Data to examine Block Start
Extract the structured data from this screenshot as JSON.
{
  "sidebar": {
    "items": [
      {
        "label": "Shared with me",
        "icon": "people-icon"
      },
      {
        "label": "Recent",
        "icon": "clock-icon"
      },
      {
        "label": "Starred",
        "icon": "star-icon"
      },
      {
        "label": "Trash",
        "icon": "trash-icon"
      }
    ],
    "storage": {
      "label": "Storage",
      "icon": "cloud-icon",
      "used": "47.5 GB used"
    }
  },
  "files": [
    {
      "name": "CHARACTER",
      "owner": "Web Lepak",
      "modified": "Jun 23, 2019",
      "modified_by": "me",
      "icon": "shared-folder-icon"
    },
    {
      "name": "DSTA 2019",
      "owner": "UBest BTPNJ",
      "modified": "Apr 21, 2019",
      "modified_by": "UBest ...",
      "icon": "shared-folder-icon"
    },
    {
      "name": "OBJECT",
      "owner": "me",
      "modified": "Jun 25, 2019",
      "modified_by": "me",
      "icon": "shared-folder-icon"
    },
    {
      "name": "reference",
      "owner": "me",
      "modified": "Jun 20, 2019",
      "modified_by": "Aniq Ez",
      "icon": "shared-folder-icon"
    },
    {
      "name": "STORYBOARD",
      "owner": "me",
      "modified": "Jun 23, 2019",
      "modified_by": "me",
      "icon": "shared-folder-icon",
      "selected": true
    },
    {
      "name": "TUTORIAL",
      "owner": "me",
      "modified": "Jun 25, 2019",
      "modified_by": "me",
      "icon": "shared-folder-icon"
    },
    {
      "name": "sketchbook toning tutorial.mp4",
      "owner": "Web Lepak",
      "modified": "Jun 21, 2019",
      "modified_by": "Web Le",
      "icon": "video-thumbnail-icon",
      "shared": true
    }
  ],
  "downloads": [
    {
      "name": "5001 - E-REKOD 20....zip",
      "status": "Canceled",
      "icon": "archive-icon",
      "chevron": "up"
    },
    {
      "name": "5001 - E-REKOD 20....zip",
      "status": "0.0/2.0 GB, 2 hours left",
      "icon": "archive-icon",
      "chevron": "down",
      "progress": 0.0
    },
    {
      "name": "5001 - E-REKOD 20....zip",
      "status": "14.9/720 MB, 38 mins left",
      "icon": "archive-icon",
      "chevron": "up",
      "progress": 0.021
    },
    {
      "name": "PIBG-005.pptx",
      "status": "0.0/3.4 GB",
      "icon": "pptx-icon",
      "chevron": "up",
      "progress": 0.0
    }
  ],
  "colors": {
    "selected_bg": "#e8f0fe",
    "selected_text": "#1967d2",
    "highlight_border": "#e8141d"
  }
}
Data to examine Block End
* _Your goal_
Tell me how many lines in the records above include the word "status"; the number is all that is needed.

* _Response to this task_
4